Dear Event Doctor: The beginning of a new year always has us looking ahead into the future. Do you see any big trends emerging in the sports-event industry that organizers should be particularly aware of? —Future Forecast

Dear Future: The expression “the future is now” has never held more significance than it does today. We are in the midst of a “mega-trend” that has seen digital media move from a diversion to an integral part of the live content experience. Digital media platforms ranging from Facebook and Twitter to specialized event apps have played major roles in the planning, promotion and marketing of sports events for a number of years. Event organizers have used texting and other messaging tools to communicate important information about scheduling changes, parking and other issues. Sports-event venues have been playing catch-up by incrementally improving bandwidth capabilities in order to accommodate the fans and journalists who are uploading content to social media in order to share their excitement and opinions with family, friends and readers.
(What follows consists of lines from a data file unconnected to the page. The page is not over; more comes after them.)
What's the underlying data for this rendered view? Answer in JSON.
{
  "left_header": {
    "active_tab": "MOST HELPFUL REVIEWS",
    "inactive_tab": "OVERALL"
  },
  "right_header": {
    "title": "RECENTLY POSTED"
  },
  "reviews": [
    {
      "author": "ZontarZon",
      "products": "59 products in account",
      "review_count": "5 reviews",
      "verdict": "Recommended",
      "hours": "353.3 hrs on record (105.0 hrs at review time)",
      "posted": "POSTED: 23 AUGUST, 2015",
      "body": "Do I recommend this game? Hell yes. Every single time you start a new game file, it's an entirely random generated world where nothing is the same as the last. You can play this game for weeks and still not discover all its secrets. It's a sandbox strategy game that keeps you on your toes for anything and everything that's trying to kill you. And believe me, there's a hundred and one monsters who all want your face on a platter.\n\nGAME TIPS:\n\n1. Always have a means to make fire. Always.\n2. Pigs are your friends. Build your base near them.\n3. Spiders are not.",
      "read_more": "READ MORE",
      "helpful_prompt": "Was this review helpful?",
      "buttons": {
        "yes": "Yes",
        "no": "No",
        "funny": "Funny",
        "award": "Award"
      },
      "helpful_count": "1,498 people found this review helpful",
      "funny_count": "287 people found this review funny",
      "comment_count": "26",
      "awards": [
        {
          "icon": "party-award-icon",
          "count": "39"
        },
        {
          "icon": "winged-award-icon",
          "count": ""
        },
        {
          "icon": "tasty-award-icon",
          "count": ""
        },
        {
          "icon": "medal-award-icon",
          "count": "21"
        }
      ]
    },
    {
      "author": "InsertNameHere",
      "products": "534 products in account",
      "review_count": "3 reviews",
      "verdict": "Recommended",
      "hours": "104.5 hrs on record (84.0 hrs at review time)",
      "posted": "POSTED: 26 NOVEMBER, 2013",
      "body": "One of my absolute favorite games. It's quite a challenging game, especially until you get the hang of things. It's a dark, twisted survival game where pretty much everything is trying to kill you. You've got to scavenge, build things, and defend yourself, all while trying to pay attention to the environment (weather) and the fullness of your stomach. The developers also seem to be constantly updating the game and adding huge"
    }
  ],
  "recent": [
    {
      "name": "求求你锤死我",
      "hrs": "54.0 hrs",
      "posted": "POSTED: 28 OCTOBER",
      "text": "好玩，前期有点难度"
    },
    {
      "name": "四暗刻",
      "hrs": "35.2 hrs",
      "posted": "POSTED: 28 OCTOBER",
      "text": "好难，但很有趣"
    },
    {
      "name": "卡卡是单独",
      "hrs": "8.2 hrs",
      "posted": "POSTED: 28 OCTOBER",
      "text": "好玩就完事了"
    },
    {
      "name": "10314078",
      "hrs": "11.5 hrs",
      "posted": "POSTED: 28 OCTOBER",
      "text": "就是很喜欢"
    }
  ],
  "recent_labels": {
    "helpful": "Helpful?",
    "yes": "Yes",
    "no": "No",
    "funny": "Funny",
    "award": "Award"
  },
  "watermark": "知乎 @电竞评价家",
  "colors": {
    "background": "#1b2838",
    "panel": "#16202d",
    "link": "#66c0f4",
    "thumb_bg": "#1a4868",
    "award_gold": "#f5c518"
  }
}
Digital media, then, is no longer the future. It is an integrated part of the overall event experience. How digital media is being used, however, is becoming less prosaic and, frankly, more fun. Event apps no longer simply present information, maps and supplemental content. A rapid “gamification” of digital platforms is adding to the experience both inside and outside of the arena. Many events, venues and apps are delivering virtual reality (VR) viewing opportunities that are stunningly immersive. In early 2017, cutting-edge VR experiences are delivered through goggles or glasses connected to a smartphone. VR has been around for some time, but because of how it is delivered—through phones—it is not yet a mass-entertainment form, nor is it easily shared.

The next exciting step in delivering a fan-appealing VR experience will be AR, or augmented reality, a technology that exploded last summer with the release of the Pokemon Go game. This new platform enables event organizers to insert graphical content into real images on fans’ smartphone cameras—no goggles or other special equipment needed. For fans, the appeal of AR is the ability to tap into a fun, interactive game-like environment that can add tremendous entertainment value to the event experience. For event organizers, AR delivers data on engagement levels and can provide opportunities for push messaging to users who are clearly already receptive. Look for AR to be a key driver of innovation in 2017!

Dear Event Doctor: Recently a venue in our city hosted a governing body’s event for the first time. Due to a variety of concessions they had to give the organizers, the venue lost money, an outcome our sports commission didn’t anticipate when we encouraged them to host. What’s the best way to approach the organizer to discuss that situation so we can work together moving forward? —Concession Time

Dear Concession: Spoiler Alert: You are not likely to get any relief from the event organizer after an event is over. As far as the organizer is concerned, the commission was responsible for delivering the benefits promised in their bid. If the event organizer benefited from what was promised them and the host venue lost money as a consequence, there is little you can do after the fact to re-balance the equation.

As an organizer, I have seen this issue surface a number of times during lease negotiations with facilities. I am still surprised when venues are not aware of all of the concessions made in a host city’s bid and learn about some of them only while hammering out a lease agreement with the organizer. These situations often put the venue and the organizer in highly contentious territory and could put the city in danger of breaching its contract if the venue does not conform to the offers in the bid. In such cases, the organizer often steps away from the negotiation, leaving the host city’s sports commission and the venue to work out their differences to avoid public embarrassment and the potential for financial loss.

It is not in the organizer’s best interest to pay for expenses that the host city promised to cover. For this reason, it is important for venues to be involved in the development of the commission’s bid from the outset. This will allow the venue to keep from losing money and to gain an understanding of how any financial shortfalls will be handled.

Most venues have a work-order or change-order system they employ to track expenses not specifically covered by the event lease. It’s important for them to understand when they can pass along extraordinary expenses before the work begins. This can help avoid misunderstandings and prevent the venue from later being stuck with a bill it was not obligated to cover. Sometimes things that were not covered in the bid but are deemed “absolutely necessary” become less necessary when the requesting party discovers the expense is theirs.

If the venue has determined that the financial loss resulted from concessions made during the bid process, it must share these conclusions with the sports commission. The venue must make it clear that its participation in future bids is contingent on understanding all potential concessions before a bid is presented. The venue may ultimately decide to agree to concessions, but at least it will know the ramifications in advance.

The Event Doctor is sports-event veteran Frank Supovitz, president and chief experience officer of Fast Traffic Events & Entertainment, an event management and consulting firm. From 1992 to 2014, Supovitz served as the senior event executive for the National Football League and National Hockey League. He is also the author of “The Sports Event Management and Marketing Playbook.” Questions for The Event Doctor can be emailed to Frank Supovitz at